Records supplied:

+===+

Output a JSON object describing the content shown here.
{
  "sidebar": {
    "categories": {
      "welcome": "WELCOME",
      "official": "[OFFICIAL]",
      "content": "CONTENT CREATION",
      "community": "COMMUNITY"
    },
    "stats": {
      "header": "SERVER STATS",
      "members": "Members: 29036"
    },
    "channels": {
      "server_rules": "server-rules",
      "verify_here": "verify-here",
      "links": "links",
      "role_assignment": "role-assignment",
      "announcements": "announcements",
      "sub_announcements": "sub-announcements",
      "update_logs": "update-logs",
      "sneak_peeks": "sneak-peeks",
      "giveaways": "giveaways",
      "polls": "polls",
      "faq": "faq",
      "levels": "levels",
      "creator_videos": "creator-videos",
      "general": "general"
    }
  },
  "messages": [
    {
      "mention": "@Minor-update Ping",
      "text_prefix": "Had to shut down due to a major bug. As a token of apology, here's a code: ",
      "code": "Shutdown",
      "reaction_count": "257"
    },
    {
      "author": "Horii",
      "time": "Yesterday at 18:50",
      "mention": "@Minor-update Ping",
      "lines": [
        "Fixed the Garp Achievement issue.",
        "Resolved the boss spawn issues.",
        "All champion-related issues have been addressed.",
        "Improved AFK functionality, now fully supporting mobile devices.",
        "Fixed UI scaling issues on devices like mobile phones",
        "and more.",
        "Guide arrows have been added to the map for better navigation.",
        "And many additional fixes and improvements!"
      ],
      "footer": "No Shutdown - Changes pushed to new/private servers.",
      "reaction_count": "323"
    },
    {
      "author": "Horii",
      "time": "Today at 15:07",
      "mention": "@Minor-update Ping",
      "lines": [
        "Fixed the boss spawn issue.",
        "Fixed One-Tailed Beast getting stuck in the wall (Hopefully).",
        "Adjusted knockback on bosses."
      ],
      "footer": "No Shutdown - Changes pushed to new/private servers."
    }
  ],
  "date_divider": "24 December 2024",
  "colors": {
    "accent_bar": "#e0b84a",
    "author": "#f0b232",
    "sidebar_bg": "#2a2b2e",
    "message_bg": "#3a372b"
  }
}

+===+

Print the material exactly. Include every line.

Answer for this exercise:
Output a JSON object describing the content shown here.
{
  "sidebar": {
    "categories": {
      "welcome": "WELCOME",
      "official": "[OFFICIAL]",
      "content": "CONTENT CREATION",
      "community": "COMMUNITY"
    },
    "stats": {
      "header": "SERVER STATS",
      "members": "Members: 29036"
    },
    "channels": {
      "server_rules": "server-rules",
      "verify_here": "verify-here",
      "links": "links",
      "role_assignment": "role-assignment",
      "announcements": "announcements",
      "sub_announcements": "sub-announcements",
      "update_logs": "update-logs",
      "sneak_peeks": "sneak-peeks",
      "giveaways": "giveaways",
      "polls": "polls",
      "faq": "faq",
      "levels": "levels",
      "creator_videos": "creator-videos",
      "general": "general"
    }
  },
  "messages": [
    {
      "mention": "@Minor-update Ping",
      "text_prefix": "Had to shut down due to a major bug. As a token of apology, here's a code: ",
      "code": "Shutdown",
      "reaction_count": "257"
    },
    {
      "author": "Horii",
      "time": "Yesterday at 18:50",
      "mention": "@Minor-update Ping",
      "lines": [
        "Fixed the Garp Achievement issue.",
        "Resolved the boss spawn issues.",
        "All champion-related issues have been addressed.",
        "Improved AFK functionality, now fully supporting mobile devices.",
        "Fixed UI scaling issues on devices like mobile phones",
        "and more.",
        "Guide arrows have been added to the map for better navigation.",
        "And many additional fixes and improvements!"
      ],
      "footer": "No Shutdown - Changes pushed to new/private servers.",
      "reaction_count": "323"
    },
    {
      "author": "Horii",
      "time": "Today at 15:07",
      "mention": "@Minor-update Ping",
      "lines": [
        "Fixed the boss spawn issue.",
        "Fixed One-Tailed Beast getting stuck in the wall (Hopefully).",
        "Adjusted knockback on bosses."
      ],
      "footer": "No Shutdown - Changes pushed to new/private servers."
    }
  ],
  "date_divider": "24 December 2024",
  "colors": {
    "accent_bar": "#e0b84a",
    "author": "#f0b232",
    "sidebar_bg": "#2a2b2e",
    "message_bg": "#3a372b"
  }
}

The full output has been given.